Environmental Engineering Remains in the Top 10 in the U.S.

The Environmental Engineering program at Yale – for the third year in a row - has made it into the top 10 of the U.S. News & World Report’s Graduate Engineering Rankings.

The rankings, released last week, list the program as 9th best in the US. Jaehong Kim, professor and chair of Chemical & Environmental Engineering, said the consistently high rankings show that the program’s reputation for quality is now well-established.

“A reputation takes time to build, but once you build it up, there’s momentum,” he said.

Guided by Yale’s global perspective, the program began in 1998 as an interdisciplinary program within the Department of Chemical Engineering and was designed to focus on areas of major importance to the earth's future and build on institutional strengths in environmental, biological, and engineering sciences. In 2010, the department was renamed the Department of Chemical & Environmental Engineering to more accurately reflect the scope of the research and the degree offerings. The program now has six full-time faculty: Kim, Menachem Elimelech, Julie Zimmerman, Drew Gentner, Jordan Peccia, and Desiree Plata.
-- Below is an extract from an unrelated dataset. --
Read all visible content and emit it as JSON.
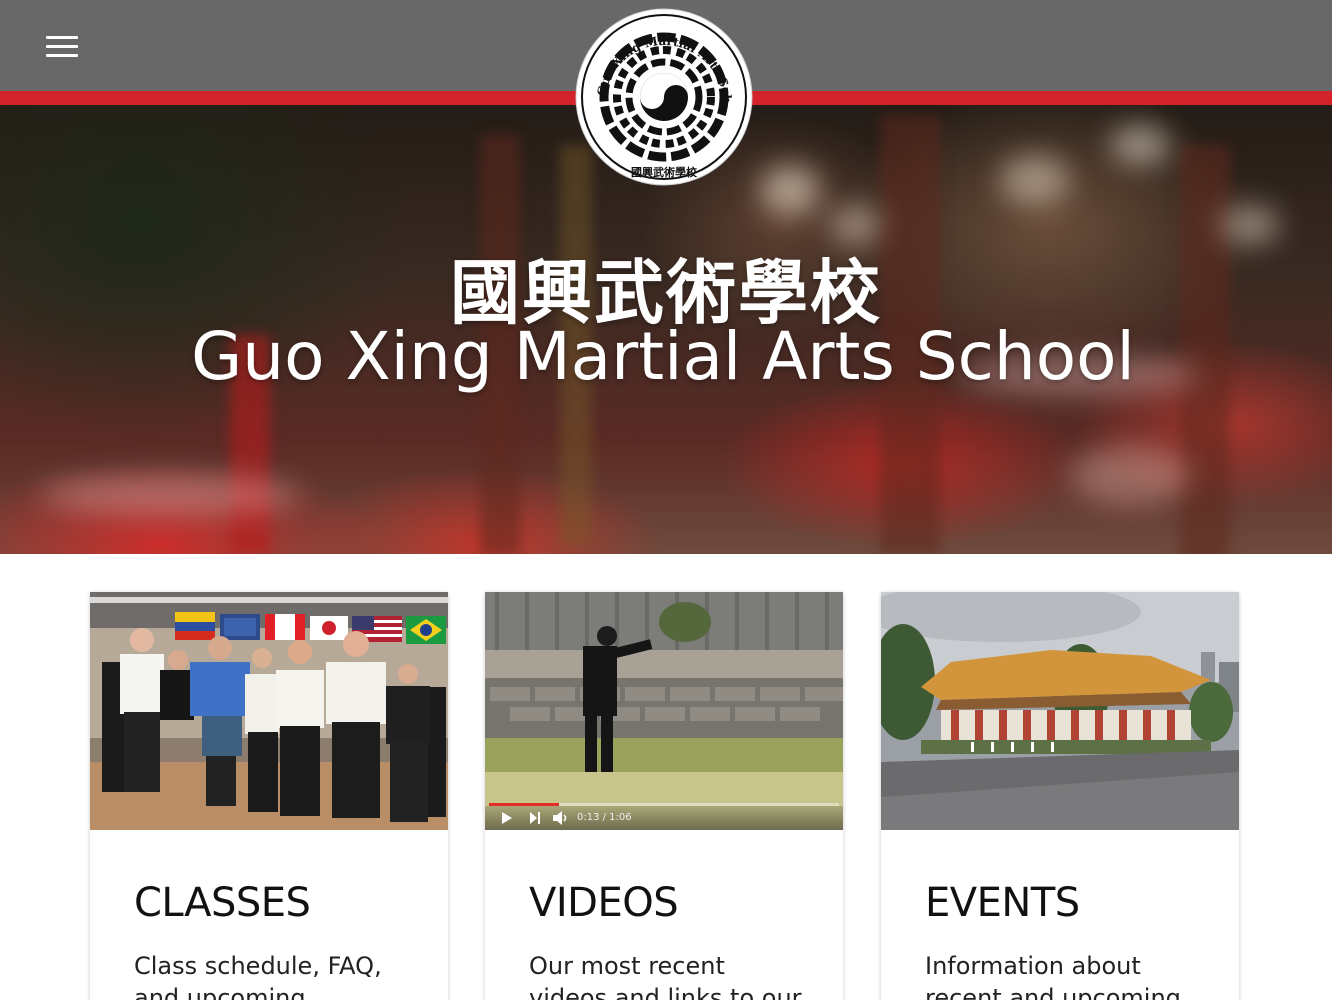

The program has risen in international prominence in a very short time, producing research that has contributed significantly to the understanding of crucial issues. These include water desalination and purification; environmental applications and implications of engineered nanomaterials; how energy production and use affects air quality; and how humans are exposed to bacteria and fungi in indoor settings. 

Kim noted that the ranking is all the more impressive considering the program’s size.

“We are by far the smallest program in the top 10, but the fact that with such a small number of faculty we are still able to compete means a lot,” he said.

As much as the program has accomplished in its short time, Kim said he would like Environmental Engineering at Yale take on more faculty in the future. “I think we are on track to be truly the top program in the U.S.” He added “we are looking forward to continuing what we’ve been successfully doing, but would also look forward to broadening our scope.”

He attributes the program’s success to a few major factors.

“The first thing is excellence of the faculty’s research, of course,” he said. “That receives a lot of publicity and scientific impact across the field - even though we are small, we are extremely visible."

Also contributing, he said, are the “amazing students” who have come through the program and have since taken on faculty positions and conducted high-impact research. One prominent example is Sharon Walker – one of the first students to graduate from the program – who was named this month the dean of engineering at Drexel University.

The program’s founder, Menachem Elimelech, the Roberto C. Goizueta Professor of Chemical & Environmental Engineering, agreed that students have been a major factor.

"The environmental engineering program has attracted outstanding graduate students and placed many of its graduates in academic positions at top research universities in the U.S. and abroad," he said.